*** Begin section ***

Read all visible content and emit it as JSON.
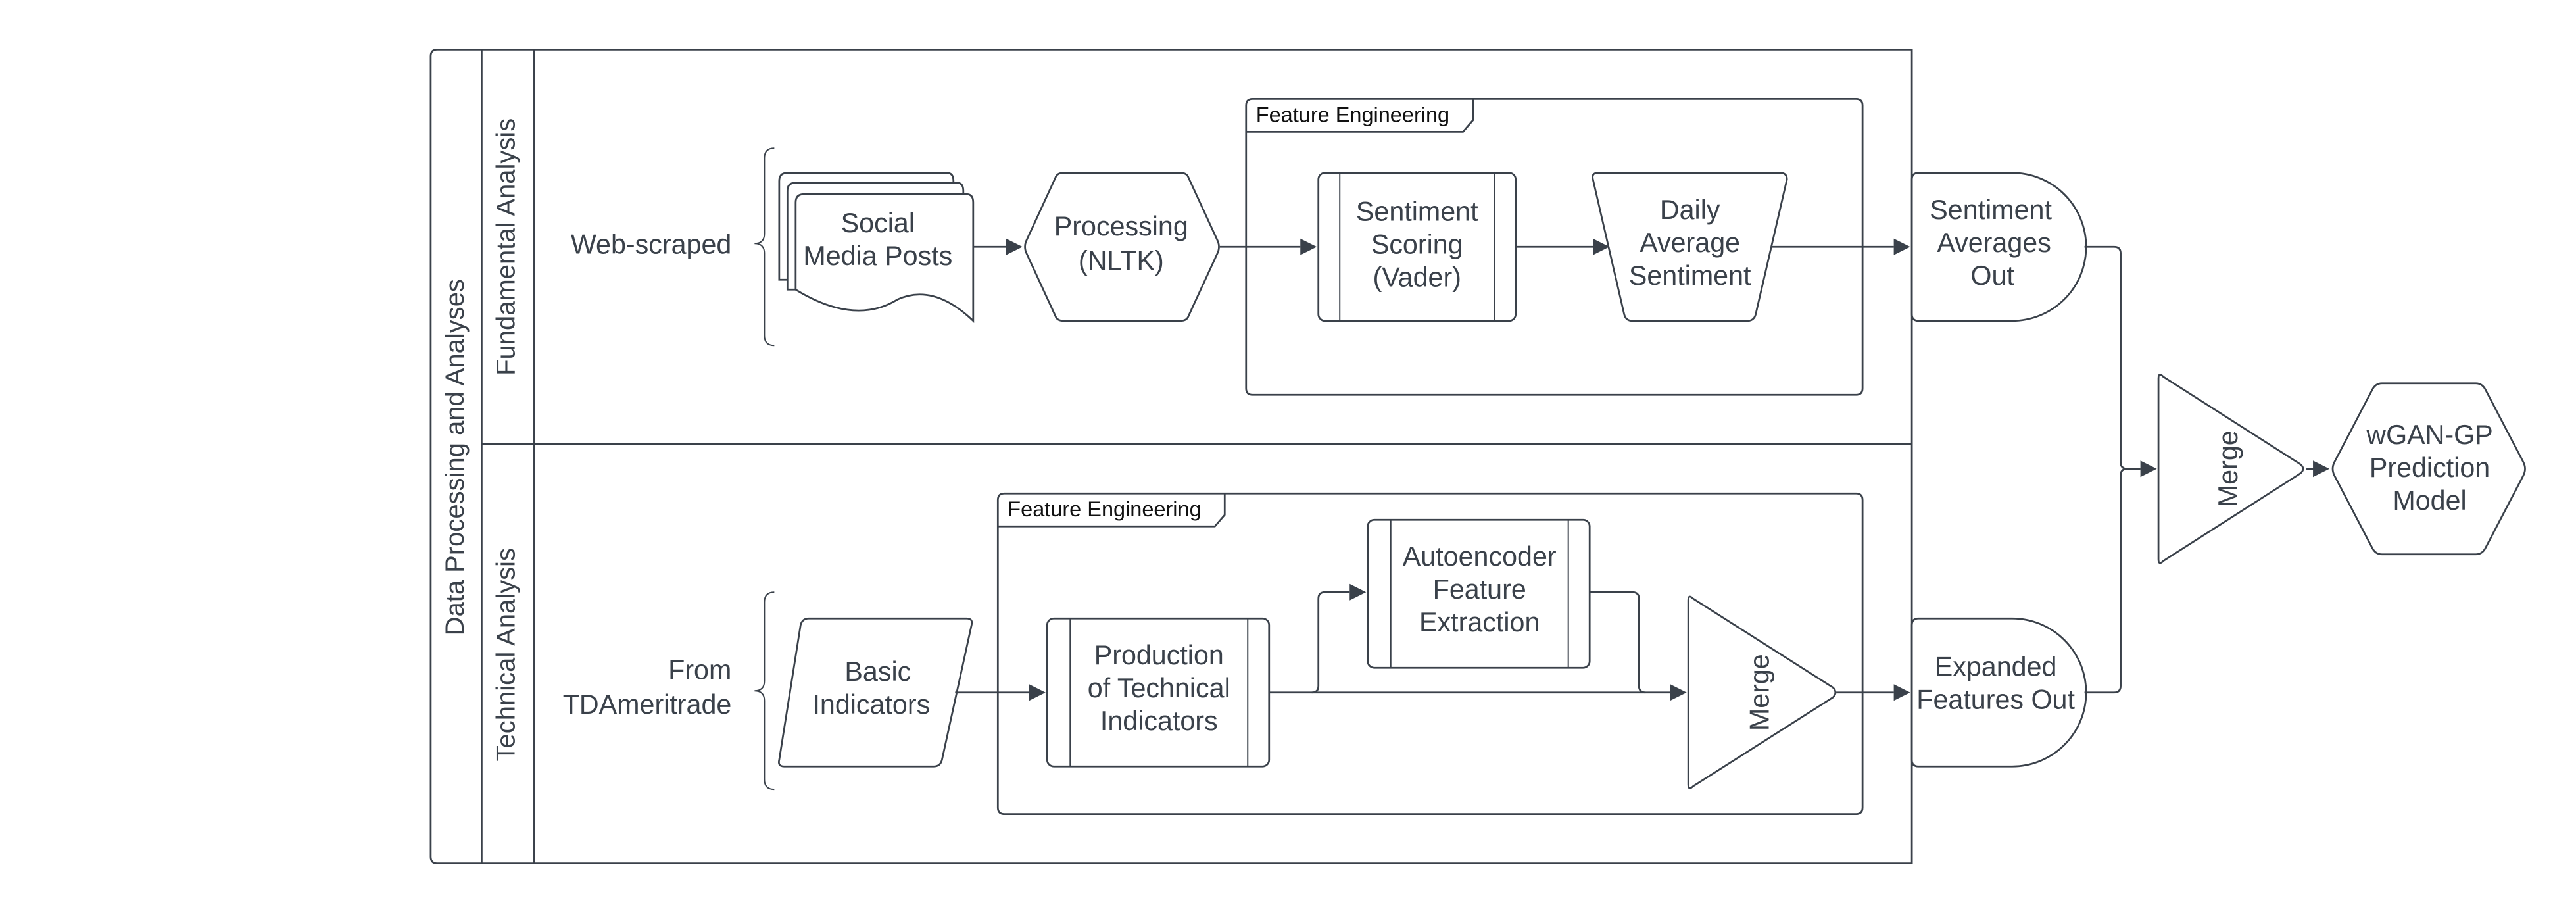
{
  "diagram": {
    "pool_title": "Data Processing and Analyses",
    "lanes": [
      {
        "id": "fundamental",
        "title": "Fundamental Analysis"
      },
      {
        "id": "technical",
        "title": "Technical Analysis"
      }
    ],
    "fundamental": {
      "source_label": "Web-scraped",
      "nodes": {
        "social_media": [
          "Social",
          "Media Posts"
        ],
        "processing": [
          "Processing",
          "(NLTK)"
        ],
        "sentiment_scoring": [
          "Sentiment",
          "Scoring",
          "(Vader)"
        ],
        "daily_average": [
          "Daily",
          "Average",
          "Sentiment"
        ]
      },
      "group_label": "Feature Engineering"
    },
    "technical": {
      "source_label": [
        "From",
        "TDAmeritrade"
      ],
      "nodes": {
        "basic_indicators": [
          "Basic",
          "Indicators"
        ],
        "production": [
          "Production",
          "of Technical",
          "Indicators"
        ],
        "autoencoder": [
          "Autoencoder",
          "Feature",
          "Extraction"
        ],
        "merge": "Merge"
      },
      "group_label": "Feature Engineering"
    },
    "outputs": {
      "sentiment_out": [
        "Sentiment",
        "Averages",
        "Out"
      ],
      "expanded_out": [
        "Expanded",
        "Features Out"
      ]
    },
    "final": {
      "merge": "Merge",
      "model": [
        "wGAN-GP",
        "Prediction",
        "Model"
      ]
    },
    "colors": {
      "stroke": "#3a414a",
      "background": "#ffffff"
    }
  }
}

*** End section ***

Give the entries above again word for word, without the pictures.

▸ **Result of the exercise**
Read all visible content and emit it as JSON.
{
  "diagram": {
    "pool_title": "Data Processing and Analyses",
    "lanes": [
      {
        "id": "fundamental",
        "title": "Fundamental Analysis"
      },
      {
        "id": "technical",
        "title": "Technical Analysis"
      }
    ],
    "fundamental": {
      "source_label": "Web-scraped",
      "nodes": {
        "social_media": [
          "Social",
          "Media Posts"
        ],
        "processing": [
          "Processing",
          "(NLTK)"
        ],
        "sentiment_scoring": [
          "Sentiment",
          "Scoring",
          "(Vader)"
        ],
        "daily_average": [
          "Daily",
          "Average",
          "Sentiment"
        ]
      },
      "group_label": "Feature Engineering"
    },
    "technical": {
      "source_label": [
        "From",
        "TDAmeritrade"
      ],
      "nodes": {
        "basic_indicators": [
          "Basic",
          "Indicators"
        ],
        "production": [
          "Production",
          "of Technical",
          "Indicators"
        ],
        "autoencoder": [
          "Autoencoder",
          "Feature",
          "Extraction"
        ],
        "merge": "Merge"
      },
      "group_label": "Feature Engineering"
    },
    "outputs": {
      "sentiment_out": [
        "Sentiment",
        "Averages",
        "Out"
      ],
      "expanded_out": [
        "Expanded",
        "Features Out"
      ]
    },
    "final": {
      "merge": "Merge",
      "model": [
        "wGAN-GP",
        "Prediction",
        "Model"
      ]
    },
    "colors": {
      "stroke": "#3a414a",
      "background": "#ffffff"
    }
  }
}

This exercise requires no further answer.